--- START ---

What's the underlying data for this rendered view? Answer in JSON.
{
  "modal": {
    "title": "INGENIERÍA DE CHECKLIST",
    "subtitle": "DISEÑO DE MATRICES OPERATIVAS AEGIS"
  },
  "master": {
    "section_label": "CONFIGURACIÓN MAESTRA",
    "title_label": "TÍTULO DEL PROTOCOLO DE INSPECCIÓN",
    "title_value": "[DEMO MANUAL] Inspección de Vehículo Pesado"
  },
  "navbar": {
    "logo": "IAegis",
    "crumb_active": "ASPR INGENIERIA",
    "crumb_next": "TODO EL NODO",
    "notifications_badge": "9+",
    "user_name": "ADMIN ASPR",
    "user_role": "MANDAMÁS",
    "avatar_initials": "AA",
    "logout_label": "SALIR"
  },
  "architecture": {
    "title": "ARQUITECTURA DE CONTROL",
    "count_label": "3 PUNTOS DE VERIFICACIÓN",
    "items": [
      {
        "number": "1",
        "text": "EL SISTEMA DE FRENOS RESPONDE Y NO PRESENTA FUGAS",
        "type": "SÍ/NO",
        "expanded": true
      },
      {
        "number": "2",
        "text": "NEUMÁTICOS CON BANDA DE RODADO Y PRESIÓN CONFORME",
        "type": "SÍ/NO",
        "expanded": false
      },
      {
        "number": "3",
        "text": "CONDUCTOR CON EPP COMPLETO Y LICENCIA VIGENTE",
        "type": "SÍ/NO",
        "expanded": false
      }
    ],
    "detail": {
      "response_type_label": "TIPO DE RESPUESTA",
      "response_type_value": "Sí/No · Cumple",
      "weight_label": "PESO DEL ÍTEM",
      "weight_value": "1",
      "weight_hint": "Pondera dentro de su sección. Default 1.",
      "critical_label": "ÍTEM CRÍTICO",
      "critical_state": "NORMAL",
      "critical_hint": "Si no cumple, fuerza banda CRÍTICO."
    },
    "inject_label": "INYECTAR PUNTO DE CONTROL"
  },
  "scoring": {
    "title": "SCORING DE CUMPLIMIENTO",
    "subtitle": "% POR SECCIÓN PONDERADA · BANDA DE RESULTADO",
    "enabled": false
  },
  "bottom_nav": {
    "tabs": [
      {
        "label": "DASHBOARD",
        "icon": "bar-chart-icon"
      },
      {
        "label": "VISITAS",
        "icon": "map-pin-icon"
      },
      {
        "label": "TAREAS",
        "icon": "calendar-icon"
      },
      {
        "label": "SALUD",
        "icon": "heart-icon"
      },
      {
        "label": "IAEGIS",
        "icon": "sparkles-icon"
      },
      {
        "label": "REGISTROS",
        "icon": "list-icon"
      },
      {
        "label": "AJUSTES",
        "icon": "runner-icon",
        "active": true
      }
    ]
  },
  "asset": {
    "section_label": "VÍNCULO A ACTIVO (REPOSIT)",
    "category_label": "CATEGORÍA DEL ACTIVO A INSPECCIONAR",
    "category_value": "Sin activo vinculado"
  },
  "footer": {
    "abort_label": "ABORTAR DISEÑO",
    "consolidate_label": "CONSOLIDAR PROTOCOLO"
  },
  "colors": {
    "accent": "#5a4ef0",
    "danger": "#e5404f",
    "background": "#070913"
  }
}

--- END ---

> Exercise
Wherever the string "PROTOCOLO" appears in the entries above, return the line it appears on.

> Answer below
    "title_label": "TÍTULO DEL PROTOCOLO DE INSPECCIÓN",
    "consolidate_label": "CONSOLIDAR PROTOCOLO"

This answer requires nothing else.